Salvia Miltiorrhiza Radix et Rhizoma (Danshen) and Chuanxiong Rhizoma (Chuanxiong) are both traditional Chinese medicines with vascular protective effects, and their combination is widely used in China to treat occlusive or ischemic diseases of the cerebrovascular or cardiovascular system. Although it is widely accepted that these diseases have high relevance to inflammation, little is known about the anti-inflammatory effect of Danshen, Chuanxiong, and their combination.
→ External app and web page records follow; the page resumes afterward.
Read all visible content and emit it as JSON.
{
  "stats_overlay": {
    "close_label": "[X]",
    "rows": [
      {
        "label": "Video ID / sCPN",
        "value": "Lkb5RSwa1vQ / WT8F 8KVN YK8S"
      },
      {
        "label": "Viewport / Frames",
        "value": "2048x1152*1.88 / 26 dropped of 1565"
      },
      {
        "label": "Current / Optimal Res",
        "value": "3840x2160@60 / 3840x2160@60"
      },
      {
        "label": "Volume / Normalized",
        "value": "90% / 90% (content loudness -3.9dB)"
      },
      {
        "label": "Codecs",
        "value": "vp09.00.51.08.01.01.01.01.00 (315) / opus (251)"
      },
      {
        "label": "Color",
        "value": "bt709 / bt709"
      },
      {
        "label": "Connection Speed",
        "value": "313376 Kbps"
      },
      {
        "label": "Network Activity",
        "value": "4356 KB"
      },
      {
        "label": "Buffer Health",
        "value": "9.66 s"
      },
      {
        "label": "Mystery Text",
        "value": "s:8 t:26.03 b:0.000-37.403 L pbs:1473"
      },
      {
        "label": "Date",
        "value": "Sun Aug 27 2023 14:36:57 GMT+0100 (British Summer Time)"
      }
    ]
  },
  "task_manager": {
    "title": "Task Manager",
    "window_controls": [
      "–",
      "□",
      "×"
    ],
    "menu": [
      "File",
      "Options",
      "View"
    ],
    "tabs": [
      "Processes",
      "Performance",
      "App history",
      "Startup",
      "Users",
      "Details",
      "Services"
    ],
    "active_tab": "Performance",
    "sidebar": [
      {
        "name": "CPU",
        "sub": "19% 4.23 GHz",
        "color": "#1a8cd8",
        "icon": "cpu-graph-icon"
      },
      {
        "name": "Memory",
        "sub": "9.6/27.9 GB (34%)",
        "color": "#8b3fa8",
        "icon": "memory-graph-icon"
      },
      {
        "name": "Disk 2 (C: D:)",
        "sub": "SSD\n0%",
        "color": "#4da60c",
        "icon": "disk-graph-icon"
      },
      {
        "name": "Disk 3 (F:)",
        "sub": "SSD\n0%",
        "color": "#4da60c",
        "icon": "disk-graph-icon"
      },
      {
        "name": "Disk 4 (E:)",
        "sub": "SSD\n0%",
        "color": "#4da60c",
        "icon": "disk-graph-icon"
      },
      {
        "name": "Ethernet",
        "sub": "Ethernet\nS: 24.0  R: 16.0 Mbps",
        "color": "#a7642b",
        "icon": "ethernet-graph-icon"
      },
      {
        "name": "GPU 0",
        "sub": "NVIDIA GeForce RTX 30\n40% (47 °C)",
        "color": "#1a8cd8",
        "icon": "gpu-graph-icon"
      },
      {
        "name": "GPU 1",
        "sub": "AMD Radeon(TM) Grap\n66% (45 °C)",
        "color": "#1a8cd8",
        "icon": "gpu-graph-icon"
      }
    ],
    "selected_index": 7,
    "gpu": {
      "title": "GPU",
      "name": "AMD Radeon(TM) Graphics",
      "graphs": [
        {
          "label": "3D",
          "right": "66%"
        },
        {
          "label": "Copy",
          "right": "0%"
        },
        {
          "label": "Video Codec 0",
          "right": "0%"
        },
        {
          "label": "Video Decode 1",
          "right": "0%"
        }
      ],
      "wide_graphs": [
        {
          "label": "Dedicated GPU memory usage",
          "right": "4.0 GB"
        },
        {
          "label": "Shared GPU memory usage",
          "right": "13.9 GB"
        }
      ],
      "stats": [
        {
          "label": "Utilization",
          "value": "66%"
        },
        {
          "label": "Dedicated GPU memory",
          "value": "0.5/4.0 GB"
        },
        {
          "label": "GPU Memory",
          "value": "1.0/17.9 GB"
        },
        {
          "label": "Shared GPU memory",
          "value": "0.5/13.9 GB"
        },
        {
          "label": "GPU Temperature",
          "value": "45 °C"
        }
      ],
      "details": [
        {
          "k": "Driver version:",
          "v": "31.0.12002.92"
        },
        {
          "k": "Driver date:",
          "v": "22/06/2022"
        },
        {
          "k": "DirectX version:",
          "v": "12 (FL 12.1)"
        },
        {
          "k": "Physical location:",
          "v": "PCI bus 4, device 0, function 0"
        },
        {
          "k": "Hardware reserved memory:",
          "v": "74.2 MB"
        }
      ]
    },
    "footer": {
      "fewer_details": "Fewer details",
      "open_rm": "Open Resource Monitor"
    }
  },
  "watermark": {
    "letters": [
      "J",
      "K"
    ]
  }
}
We aimed to investigate the complex mode of action of Danshen, Chuanxiong, and their combination and the molecular mechanisms underlying their anti-inflammatory activity. Specifically, toll-like receptor (TLR1/2, 3, and 4)-triggered macrophages and endothelial cells, the two major cell players in atherosclerosis as well as in related cardiovascular and cerebrovascular injuries, were emphasized.
TLR1/2-, TLR3-, and TLR4-induced bone marrow macrophages (BMMs) and human umbilical vein endothelial cells (HUVECs) were treated with Danshen extract (S. miltiorrhiza extract, SME), ligustrazine (2, 3, 5, 6-tetramethylpyrazine, TMP), and their combination (S. miltiorrhiza and TMP injection, SLI), respectively. The proinflammatory cytokines interleukin 6 (IL-6), IL-12, and tumor necrosis factor alpha (TNF-α) were detected as the preliminary indicators of inflammation. In addition, RNA sequencing (RNA-seq)-based transcriptional profiling analyses were conducted for TLR2-activated BMMs to determine the molecular mode of action of SLI as well as the contribution of SME to SLI activity.
SLI mitigated inflammation in both BMMs and HUVECs. Refer to the combination, SME had pronounced anti-inflammatory effect on BMMs but had only a slight effect on HUVECs. In contrast, TMP had considerable anti-inflammatory effect on HUVECs but not on BMMs. Bioinformatic analysis identified a broad spectrum of regulatory genes, in addition to IL-6 gene, and C-X-C motif chemokine ligand 10 (CXCL10) appeared to be another key molecule involved in the mechanism underlying SLI and SME effects. At the molecular level, SME was a major contributor of the anti-inflammatory activity of SLI.
In TLR-activated inflammation, SLI exhibits a “multiple ingredient-multiple target” effect, with SME primarily affecting macrophages and TMP affecting HUVECs. Our study provides evidence for the clinical application of SLI in treating complex diseases involving inflammation-induced injury of both macrophages and epithelial cells. Further bioinformatics studies are required to reveal the entire molecular network involved in TMP, SME, and SLI activity.
Copyright © 2020. Published by Elsevier B.V.